> _TASK STATEMENT_:
Look through the listing below and work out how many of its lines hold the word "heading". Give only the number.

....

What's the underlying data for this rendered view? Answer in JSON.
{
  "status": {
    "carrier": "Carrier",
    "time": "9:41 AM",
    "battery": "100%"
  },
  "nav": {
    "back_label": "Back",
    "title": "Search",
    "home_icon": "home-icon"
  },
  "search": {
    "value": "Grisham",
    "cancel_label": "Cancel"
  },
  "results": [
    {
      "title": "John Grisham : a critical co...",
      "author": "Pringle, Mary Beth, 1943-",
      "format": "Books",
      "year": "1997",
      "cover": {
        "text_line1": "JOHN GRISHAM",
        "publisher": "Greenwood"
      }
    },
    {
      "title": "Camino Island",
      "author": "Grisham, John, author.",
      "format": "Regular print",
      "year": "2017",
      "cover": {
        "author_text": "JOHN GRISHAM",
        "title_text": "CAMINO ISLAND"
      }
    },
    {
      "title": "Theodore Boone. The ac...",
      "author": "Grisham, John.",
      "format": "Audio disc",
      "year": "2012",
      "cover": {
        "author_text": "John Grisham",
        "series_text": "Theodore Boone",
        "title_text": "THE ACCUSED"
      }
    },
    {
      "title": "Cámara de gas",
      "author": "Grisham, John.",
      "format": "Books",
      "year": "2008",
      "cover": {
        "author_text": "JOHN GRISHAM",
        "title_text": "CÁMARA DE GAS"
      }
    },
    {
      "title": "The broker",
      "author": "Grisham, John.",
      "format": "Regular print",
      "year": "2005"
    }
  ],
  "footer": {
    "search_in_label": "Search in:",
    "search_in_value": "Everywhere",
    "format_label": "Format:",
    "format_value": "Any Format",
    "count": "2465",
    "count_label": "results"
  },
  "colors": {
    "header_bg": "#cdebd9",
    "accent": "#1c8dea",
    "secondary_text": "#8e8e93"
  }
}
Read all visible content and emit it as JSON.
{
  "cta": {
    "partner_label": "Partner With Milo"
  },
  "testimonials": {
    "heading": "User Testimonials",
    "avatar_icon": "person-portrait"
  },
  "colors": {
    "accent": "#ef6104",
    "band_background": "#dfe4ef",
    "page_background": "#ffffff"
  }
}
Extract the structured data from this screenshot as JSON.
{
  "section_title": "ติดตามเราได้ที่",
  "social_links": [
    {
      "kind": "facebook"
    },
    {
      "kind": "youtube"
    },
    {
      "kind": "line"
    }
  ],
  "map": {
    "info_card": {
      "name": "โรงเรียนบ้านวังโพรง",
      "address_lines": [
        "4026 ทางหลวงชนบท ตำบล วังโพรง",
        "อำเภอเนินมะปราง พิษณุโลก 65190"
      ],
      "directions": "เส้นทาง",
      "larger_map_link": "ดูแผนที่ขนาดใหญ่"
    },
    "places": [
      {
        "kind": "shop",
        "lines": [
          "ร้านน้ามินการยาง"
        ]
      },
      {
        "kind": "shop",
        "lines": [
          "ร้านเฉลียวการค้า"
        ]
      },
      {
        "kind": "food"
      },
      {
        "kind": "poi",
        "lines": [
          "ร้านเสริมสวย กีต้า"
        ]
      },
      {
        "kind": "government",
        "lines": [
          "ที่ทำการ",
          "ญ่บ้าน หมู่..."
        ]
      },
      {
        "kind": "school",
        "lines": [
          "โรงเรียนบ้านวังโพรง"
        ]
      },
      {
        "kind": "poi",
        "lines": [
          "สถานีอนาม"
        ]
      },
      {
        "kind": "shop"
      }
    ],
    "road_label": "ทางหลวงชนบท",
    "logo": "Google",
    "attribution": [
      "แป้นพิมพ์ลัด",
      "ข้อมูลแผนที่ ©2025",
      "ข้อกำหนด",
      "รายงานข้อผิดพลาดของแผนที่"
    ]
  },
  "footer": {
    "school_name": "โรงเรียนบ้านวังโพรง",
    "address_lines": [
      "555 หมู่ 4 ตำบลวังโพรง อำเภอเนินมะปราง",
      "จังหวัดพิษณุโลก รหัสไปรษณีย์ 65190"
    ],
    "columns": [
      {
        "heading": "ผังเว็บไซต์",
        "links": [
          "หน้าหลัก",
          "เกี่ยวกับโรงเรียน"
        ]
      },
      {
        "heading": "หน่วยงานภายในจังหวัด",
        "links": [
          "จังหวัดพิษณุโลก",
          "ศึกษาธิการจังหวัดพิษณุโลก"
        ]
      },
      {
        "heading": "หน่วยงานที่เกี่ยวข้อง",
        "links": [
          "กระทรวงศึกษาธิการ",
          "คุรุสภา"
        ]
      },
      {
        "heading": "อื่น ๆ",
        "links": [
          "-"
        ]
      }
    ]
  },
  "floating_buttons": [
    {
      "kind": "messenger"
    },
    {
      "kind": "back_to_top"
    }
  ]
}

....

> _RESPONSE BELOW_:
5